Lines with "distance" in the entries below: count them and reply with the number alone.

### PROVIDED MATERIAL ###

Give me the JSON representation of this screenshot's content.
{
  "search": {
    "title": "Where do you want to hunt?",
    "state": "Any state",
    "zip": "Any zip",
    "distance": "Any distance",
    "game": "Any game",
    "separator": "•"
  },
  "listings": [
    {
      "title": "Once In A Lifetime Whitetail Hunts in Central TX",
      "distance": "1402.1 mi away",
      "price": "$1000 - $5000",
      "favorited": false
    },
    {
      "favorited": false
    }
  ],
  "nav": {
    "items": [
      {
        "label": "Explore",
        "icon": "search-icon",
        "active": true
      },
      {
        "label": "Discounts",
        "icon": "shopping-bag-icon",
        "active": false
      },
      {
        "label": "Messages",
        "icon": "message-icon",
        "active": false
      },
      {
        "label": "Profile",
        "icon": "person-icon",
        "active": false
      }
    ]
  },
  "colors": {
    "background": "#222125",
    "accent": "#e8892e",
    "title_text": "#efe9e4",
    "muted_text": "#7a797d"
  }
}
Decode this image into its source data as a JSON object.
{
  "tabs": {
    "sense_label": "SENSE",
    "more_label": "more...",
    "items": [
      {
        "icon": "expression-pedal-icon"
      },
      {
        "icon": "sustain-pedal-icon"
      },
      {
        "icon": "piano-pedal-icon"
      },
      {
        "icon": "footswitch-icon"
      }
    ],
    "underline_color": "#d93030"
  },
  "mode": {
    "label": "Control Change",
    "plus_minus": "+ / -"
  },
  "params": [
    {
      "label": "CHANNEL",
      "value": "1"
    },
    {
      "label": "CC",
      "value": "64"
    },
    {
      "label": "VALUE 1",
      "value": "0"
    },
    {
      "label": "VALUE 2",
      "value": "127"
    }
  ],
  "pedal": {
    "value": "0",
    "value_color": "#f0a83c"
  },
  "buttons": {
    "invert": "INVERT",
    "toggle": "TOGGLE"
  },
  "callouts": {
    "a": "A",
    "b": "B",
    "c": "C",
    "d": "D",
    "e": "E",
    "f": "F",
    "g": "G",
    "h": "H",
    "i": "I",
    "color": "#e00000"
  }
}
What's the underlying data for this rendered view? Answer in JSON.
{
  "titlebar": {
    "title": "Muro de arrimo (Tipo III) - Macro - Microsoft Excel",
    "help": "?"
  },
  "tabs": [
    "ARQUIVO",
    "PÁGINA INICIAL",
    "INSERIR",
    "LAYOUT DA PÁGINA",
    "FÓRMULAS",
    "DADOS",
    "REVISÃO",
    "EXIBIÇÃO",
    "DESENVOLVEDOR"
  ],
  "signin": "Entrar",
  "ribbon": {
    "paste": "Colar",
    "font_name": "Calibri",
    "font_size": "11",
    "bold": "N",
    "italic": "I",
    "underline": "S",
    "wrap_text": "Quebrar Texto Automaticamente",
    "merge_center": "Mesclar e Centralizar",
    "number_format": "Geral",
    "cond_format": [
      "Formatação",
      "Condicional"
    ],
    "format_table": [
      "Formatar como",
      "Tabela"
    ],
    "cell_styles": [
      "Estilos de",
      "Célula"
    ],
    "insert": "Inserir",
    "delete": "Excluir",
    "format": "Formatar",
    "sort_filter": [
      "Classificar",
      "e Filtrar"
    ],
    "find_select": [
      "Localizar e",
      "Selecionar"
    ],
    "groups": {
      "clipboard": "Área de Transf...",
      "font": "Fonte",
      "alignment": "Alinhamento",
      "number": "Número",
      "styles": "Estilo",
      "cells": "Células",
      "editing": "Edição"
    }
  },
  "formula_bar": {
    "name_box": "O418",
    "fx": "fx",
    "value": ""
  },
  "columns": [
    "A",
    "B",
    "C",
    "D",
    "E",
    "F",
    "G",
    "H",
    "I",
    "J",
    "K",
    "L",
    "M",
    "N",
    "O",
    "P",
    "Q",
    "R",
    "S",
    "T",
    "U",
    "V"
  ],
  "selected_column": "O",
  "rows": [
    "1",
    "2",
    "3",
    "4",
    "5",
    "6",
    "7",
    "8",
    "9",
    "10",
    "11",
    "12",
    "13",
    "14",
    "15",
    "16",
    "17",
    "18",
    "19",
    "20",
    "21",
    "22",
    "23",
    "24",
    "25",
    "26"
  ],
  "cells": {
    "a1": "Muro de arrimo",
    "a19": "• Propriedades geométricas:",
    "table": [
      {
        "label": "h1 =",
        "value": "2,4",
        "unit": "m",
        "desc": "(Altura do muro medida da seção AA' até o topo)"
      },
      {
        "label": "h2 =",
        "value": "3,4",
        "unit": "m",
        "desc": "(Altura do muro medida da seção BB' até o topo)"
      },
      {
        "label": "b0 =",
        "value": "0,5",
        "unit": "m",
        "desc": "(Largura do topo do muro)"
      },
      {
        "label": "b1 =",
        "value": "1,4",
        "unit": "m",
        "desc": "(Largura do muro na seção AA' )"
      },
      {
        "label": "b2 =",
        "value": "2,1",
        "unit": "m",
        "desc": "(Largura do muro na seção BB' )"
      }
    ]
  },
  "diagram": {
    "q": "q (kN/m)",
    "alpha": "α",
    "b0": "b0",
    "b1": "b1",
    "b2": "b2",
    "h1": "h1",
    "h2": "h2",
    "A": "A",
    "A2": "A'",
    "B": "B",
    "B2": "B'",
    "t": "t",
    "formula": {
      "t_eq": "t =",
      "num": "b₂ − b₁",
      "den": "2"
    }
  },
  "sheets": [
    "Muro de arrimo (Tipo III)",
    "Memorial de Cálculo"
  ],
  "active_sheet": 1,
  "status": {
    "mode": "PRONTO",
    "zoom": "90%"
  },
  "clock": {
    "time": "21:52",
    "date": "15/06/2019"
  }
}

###

> _EXERCISE RESPONSE_
2